You need to start with the business outcome first.  Start with the ROI and targets that the customer is trying to achieve.  Often the business outcome is overlooked when architecting the solution.  It’s critical to think about how the customer is really going to interact with and use the solution.  There needs to be testing and trials for thoughtful use cases. You need to think about long term success.

How did you choose to focus on the food and medical verticals?

Our first Digi acquisition, bluenica, was leaders we knew from the fleet management space.  Within the food and medicine spaces, we saw similar market dynamics to those existing within fleet management.  We saw a large Total Addressable Market, plenty of need in the market, and a fragmented landscape.
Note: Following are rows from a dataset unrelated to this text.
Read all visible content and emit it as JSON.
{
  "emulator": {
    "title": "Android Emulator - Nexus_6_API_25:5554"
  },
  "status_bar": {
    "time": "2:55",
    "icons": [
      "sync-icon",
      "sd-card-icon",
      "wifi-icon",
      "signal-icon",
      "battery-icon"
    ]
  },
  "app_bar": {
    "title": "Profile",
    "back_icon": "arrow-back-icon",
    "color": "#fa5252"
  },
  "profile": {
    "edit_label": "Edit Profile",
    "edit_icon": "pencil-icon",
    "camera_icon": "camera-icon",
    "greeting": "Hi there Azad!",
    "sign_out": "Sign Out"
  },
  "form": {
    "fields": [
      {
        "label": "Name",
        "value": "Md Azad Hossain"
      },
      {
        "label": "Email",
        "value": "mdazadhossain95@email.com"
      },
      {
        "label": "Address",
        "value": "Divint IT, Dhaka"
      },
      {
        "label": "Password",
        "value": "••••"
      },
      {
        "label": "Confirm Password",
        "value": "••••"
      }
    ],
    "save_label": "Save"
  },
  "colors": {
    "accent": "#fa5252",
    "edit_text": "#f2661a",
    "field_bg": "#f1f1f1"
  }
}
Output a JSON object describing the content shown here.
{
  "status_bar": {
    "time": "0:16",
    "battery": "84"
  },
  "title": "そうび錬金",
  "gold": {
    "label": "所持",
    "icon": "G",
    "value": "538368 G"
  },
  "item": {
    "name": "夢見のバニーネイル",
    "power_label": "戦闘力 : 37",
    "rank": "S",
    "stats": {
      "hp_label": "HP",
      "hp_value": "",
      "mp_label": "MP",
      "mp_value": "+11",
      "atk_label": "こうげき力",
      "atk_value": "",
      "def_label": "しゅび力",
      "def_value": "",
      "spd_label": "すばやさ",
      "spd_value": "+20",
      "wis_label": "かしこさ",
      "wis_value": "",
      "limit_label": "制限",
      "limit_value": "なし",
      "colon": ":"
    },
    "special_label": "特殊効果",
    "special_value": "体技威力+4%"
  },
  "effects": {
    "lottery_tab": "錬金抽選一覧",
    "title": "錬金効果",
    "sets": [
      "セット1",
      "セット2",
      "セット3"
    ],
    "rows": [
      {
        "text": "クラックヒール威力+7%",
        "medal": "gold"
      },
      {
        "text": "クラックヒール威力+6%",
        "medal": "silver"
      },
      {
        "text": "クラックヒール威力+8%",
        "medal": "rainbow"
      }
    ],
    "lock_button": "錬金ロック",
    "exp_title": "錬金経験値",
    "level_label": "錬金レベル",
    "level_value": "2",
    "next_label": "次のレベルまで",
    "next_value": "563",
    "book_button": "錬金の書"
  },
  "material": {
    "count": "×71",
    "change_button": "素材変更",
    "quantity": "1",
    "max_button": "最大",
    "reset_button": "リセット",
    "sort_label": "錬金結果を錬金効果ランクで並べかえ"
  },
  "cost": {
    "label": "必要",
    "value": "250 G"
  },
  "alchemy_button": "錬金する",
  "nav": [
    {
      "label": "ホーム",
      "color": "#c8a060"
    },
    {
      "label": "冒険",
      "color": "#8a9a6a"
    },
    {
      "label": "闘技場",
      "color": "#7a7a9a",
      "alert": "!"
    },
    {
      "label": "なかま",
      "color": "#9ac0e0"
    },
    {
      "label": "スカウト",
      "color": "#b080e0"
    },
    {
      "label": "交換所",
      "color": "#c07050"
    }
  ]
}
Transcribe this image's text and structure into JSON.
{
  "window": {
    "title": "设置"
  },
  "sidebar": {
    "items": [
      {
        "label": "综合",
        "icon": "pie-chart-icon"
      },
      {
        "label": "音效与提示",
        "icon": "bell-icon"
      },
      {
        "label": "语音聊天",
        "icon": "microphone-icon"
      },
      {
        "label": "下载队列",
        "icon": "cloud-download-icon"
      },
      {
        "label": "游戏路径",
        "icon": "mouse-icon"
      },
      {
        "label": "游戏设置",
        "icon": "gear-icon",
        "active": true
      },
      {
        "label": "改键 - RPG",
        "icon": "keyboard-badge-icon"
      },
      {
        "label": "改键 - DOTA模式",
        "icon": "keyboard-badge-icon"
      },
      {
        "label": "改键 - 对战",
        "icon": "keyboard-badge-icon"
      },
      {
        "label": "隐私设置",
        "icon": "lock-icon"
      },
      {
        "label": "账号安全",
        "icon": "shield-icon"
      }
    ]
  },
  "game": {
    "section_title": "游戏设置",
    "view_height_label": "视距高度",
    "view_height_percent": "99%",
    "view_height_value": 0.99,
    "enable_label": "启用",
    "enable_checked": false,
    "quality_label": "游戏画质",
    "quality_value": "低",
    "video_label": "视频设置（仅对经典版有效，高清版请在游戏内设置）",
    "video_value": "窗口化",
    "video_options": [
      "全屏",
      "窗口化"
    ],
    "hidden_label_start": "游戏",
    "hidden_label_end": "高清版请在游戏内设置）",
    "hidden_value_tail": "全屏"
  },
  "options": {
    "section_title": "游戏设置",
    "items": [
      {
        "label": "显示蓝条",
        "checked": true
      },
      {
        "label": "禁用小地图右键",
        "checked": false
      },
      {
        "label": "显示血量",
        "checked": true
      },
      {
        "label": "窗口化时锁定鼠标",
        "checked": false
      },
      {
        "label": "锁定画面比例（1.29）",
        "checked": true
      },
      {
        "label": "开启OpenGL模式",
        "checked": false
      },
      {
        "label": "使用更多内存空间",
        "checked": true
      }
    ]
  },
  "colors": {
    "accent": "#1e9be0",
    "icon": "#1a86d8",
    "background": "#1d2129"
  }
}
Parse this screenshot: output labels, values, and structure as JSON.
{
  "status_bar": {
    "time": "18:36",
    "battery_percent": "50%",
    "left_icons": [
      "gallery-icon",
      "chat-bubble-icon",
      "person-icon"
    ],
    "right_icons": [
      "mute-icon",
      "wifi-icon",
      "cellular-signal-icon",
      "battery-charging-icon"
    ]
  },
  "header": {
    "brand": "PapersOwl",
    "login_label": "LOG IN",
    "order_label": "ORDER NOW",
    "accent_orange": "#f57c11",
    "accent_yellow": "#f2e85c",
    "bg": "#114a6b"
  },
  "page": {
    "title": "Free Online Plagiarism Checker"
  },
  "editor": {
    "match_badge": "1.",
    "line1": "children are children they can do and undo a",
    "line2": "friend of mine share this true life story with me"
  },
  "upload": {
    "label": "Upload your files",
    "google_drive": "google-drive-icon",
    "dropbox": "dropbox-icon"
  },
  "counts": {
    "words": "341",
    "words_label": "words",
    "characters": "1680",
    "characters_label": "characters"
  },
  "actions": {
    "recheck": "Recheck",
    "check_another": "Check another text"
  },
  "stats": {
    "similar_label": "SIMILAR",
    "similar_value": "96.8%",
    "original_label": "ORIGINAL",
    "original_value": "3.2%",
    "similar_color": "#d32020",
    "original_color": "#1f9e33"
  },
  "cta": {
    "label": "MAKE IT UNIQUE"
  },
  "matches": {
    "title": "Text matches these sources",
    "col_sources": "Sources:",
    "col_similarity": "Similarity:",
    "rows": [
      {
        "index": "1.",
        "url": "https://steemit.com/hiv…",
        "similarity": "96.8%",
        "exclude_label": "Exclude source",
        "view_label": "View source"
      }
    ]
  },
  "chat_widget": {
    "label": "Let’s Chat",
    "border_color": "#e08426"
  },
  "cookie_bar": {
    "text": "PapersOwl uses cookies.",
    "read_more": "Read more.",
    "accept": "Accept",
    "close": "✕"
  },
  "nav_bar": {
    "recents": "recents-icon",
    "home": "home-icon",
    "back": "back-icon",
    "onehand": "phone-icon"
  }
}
We have a number of great examples of success stories at https://www.digi.com/smart-solutions.  Tim Horton’s and other restaurants have reduced the amount of time that employees spend finding and fixing problems from hours - to minutes checking exceptions.  In one case with a school district we were able to identify poor performance of refrigeration units and identify equipment in need of service that was on the verge of failure – the repair it and avoiding outages.  Transport customers are able to avoid a rejected cargo load of food or medicine because they can prove their load was carried within the temperature required. 

What are the most significant forces in the industry right now?

The pace of change in the technology is unbelievable with the declining cost of hardware, better reliability of wireless networks, and the capabilities of cloud computing like AWS with ability to store and manage massive amounts of data.  At PeopleNet in the 1990s/2000s, we had to do everything ourselves. Now you can use AWS, and get to market faster at far lower cost.   The challenge today is not so much technical, it’s about designing and implementing around the human element.  As you think about a solution in Subway – these restaurants will have temp workers then need to operate the solutions. They need to be easy to train, easy to operate. The IOT solution needs to be a Digital Sherpa. 

What are the challenges for Digi clients when it comes in investing in IOT projects?

A lot of customers are focused on their regular responsibilities, so getting them to think about a solution for the future can be a challenge.  We have to work to convince them that they will get the right solution and realize ROI.  In many cases, customers are trying to be thoughtful about ROI, but they need to be willing to change the business and their processes. A lot of leaders struggle with the new skills and resolve required to change.

What do you see as the key dynamics in the market today?

Decades ago, innovation was driven by government and universities – the military drove innovation around war.  Then the scales tipped from government and the military to industry and business where most innovation was happening. Now, there’s a huge level of consumer innovation changing the markets like the smartphone, which has enabled lots of other innovations.  

From a market perspective, lots of people are talking about trillions of connected things with an expectation that there will be a few, outsized winners.  In fact, there are very few companies that aren’t IOT companies. Rather than a few big winners, I believe rewards are accruing incrementally, to many firms.  There are plenty of companies with differing approaches.